Blog Post

The 'seven' ceiling: China's yuan in trade talks

Investors and the public have been looking at the renminbi with caution after the Trump administration threatened to increase duties on countries that intervene in the markets to devalue/undervalue their currency relative to the dollar. The fear is that China could weaponise its currency following the further increase in tariffs imposed by the United States in early May. What is the likelihood of this happening and what would be the consequences for the existing tensions with the United States, as well as for the global economy?

By: Inês Goncalves Raposo Topic: Global Economics & Governance Date: June 3, 2019
Read article More on this topic More by this author

Opinion

Expect a U-shape for China’s current account

As the US aims to reduce it's bilateral trade deficit, China's current-account surplus is back in the headlines. However, in reality China’s current-account surplus has significantly dropped since the 2007-08 global financial crisis. In this opinion piece, Alicia García-Herrero discusses whether we should expect a structural deficit or a renewed surplus for China's current-account.

By: Alicia García-Herrero Topic: Global Economics & Governance Date: May 28, 2019
Read article Download PDF More on this topic

External Publication

Europe – the global centre for excellent research

This report, requested by the European Parliament's Committee on Industry, Research and Energy, analyses the EU’s potential to be a global centre of excellence for research as a driver of its future growth in a complex global S&T landscape, and how EU public resources can contribute to this.

By: Michael Baltensperger and Reinhilde Veugelers Topic: Innovation & Competition Policy Date: May 22, 2019
Read article More on this topic

Blog Post

India in 2024: Narendra Modi once more, but to what end?

Even with the recent economic slowdown, India still boasts Asia’s fastest growing economy in 2018. But beneath the veneer of impressive GDP expansion, uneasiness about India’s economic model clearly tempers enthusiasm.

By: Alicia García-Herrero and Trinh Nguyen Topic: Global Economics & Governance Date: May 17, 2019
Read article More on this topic More by this author

Blog Post

What is in store for the EU’s trade relationship with the US ?

If faced with a resurgent President Trump after the next US election, the EU will have some difficult decisions to make as it is compelled to enter a one-sided negotiation.
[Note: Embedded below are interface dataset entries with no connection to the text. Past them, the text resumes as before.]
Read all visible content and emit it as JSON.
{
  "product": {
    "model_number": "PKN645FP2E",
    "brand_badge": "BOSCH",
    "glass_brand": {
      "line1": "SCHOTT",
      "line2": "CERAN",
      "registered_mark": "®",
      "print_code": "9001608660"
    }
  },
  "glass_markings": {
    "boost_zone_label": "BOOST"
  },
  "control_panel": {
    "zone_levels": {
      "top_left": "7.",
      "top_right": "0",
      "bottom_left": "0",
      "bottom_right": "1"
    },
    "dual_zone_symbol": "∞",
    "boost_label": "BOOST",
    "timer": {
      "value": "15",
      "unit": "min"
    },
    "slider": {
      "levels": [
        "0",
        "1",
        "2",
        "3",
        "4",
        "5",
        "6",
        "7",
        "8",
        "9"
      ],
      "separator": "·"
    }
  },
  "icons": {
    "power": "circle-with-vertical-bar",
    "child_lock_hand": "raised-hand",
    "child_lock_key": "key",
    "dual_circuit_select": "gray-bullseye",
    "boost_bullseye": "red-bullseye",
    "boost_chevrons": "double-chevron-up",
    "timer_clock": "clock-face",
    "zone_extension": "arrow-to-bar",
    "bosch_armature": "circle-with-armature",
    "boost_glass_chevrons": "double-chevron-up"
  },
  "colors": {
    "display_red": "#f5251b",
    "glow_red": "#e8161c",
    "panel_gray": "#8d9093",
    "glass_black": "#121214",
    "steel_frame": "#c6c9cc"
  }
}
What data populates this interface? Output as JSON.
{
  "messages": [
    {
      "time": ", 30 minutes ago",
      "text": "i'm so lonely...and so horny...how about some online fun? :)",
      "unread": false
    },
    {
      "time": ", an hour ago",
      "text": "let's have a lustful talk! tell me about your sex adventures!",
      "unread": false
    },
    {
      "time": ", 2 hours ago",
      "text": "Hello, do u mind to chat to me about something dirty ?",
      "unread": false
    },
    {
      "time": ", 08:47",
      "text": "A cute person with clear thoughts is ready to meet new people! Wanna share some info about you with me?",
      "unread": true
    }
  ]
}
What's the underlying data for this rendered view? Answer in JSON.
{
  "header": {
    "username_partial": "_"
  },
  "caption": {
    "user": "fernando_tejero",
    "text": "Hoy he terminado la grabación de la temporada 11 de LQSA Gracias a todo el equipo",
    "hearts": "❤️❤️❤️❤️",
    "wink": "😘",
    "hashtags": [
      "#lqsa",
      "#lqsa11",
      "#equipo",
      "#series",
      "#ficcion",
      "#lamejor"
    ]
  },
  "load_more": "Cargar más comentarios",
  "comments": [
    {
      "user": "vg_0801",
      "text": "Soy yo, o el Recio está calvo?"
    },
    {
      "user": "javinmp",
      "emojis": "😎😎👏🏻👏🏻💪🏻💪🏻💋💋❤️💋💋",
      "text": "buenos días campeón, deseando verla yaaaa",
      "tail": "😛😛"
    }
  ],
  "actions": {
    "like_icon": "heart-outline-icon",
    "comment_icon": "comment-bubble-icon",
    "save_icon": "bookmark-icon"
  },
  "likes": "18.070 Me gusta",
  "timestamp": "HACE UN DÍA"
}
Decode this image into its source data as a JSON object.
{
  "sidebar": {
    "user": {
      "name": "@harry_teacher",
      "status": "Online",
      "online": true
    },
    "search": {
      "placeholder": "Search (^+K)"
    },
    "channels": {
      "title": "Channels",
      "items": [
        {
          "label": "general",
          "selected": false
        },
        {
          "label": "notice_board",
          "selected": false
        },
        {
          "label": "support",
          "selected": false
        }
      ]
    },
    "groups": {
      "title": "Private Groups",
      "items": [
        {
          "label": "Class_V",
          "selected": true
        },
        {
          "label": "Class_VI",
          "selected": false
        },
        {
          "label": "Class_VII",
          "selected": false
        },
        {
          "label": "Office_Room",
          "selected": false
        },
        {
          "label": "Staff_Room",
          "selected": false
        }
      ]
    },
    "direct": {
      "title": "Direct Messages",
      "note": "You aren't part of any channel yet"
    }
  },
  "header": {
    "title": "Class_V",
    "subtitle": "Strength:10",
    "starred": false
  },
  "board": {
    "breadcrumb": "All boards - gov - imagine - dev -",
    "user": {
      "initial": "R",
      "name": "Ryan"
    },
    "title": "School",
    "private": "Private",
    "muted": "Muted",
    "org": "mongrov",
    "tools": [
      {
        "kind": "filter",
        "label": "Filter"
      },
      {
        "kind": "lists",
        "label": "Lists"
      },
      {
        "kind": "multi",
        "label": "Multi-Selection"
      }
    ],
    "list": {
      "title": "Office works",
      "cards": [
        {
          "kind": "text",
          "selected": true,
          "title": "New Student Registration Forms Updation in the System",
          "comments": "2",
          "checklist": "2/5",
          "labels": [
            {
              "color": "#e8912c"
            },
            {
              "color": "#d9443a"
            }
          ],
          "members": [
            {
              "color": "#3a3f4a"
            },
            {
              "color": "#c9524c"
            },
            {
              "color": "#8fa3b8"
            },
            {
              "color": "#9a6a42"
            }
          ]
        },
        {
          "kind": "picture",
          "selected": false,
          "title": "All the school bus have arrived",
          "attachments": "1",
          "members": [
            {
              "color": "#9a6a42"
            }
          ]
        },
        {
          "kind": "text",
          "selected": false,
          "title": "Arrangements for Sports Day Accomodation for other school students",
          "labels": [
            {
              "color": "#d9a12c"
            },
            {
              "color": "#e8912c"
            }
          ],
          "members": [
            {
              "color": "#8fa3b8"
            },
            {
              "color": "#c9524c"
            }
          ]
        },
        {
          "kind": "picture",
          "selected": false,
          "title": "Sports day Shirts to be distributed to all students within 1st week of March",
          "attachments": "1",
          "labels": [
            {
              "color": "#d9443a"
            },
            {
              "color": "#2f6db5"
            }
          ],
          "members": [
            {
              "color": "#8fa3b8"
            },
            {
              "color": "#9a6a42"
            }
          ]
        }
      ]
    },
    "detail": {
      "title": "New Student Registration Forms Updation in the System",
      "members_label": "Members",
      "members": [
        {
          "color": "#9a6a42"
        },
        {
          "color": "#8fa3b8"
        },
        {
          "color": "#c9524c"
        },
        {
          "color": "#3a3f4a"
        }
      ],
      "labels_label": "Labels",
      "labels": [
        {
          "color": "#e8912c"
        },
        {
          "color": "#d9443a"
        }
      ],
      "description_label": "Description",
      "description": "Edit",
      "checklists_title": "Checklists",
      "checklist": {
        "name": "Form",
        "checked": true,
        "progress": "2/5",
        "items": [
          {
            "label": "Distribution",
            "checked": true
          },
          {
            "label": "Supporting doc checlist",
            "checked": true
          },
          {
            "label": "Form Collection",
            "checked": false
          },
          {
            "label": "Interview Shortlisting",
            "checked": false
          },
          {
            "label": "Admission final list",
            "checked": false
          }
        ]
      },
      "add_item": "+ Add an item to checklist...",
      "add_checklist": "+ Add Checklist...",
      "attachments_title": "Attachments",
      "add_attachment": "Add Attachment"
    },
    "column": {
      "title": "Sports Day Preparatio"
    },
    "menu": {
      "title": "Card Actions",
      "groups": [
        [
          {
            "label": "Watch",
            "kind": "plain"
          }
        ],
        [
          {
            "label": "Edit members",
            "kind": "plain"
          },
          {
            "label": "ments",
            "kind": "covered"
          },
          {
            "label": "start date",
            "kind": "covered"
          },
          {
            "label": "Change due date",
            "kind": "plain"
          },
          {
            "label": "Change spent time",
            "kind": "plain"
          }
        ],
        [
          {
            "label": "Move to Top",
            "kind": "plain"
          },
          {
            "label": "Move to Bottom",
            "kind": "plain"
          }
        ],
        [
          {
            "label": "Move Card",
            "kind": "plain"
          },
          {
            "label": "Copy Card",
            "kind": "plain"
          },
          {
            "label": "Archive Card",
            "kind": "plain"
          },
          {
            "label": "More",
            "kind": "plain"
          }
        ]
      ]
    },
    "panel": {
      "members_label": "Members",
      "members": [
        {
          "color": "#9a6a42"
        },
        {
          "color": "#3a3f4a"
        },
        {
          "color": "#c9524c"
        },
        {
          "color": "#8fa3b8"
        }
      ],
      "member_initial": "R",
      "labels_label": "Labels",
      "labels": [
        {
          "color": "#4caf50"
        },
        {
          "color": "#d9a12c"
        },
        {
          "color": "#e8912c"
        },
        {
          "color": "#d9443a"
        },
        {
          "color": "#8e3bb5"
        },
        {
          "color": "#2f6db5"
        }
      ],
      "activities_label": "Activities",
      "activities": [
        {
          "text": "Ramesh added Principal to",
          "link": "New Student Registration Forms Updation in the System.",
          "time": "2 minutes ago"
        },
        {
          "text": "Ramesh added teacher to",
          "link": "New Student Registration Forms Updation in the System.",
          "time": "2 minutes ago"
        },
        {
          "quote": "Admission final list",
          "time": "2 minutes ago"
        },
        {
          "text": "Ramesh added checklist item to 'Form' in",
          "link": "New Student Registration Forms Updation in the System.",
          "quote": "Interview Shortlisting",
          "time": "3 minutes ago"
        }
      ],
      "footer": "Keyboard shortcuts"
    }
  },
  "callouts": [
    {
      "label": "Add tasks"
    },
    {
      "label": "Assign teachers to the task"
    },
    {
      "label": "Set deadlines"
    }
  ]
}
Failure to strike a deal will imperil the world’s largest trade relationship and contribute to the progressive unravelling of the rules enshrined in the World Trade Organization – although the changes required of Europe by Trump’s demands may ultimately turn out to be in the interest of Europeans.

By: Uri Dadush Topic: Global Economics & Governance Date: May 16, 2019
Read article More on this topic More by this author

Podcast

Podcast

Director's Cut: Evolution of US-China relations amid trade-tariff conflict

Bruegel director Guntram Wolff and Bruegel fellow Uri Dadush welcome William Alan Reinsch, senior adviser and Scholl chair in international business at the Center for Strategic and International Studies, for a discussion of how China-US relations are developing in the context of unfolding trade war.

By: The Sound of Economics Topic: Global Economics & Governance Date: May 14, 2019
Read article More on this topic More by this author

Blog Post

Implications of the escalating China-US trade dispute

If allowed to escalate, the trade dispute between China and the United States will significantly increase the likelihood of a global protectionist surge and a collapse in the rules-based international trading system. Here the author assesses the specific impacts on the Chinese and US economies, as well as the strategic problems this dispute poses for Europe.

By: Uri Dadush Topic: Global Economics & Governance Date: May 14, 2019
Read article More on this topic

External Publication

Renewables for Energy Access and Sustainable Development in East Africa

This book, co-authored by Bruegel's Research Fellow Simone Tagliapietra, investigates the role of renewable energy in East Africa to provide policy-relevant inputs for the achievement of a cost-effective electrification process in the region.

By: Simone Tagliapietra, Manfred Hafner, Giacomo Falchetta and Giovanni Occhiali Topic: Energy & Climate Date: May 14, 2019
Load more posts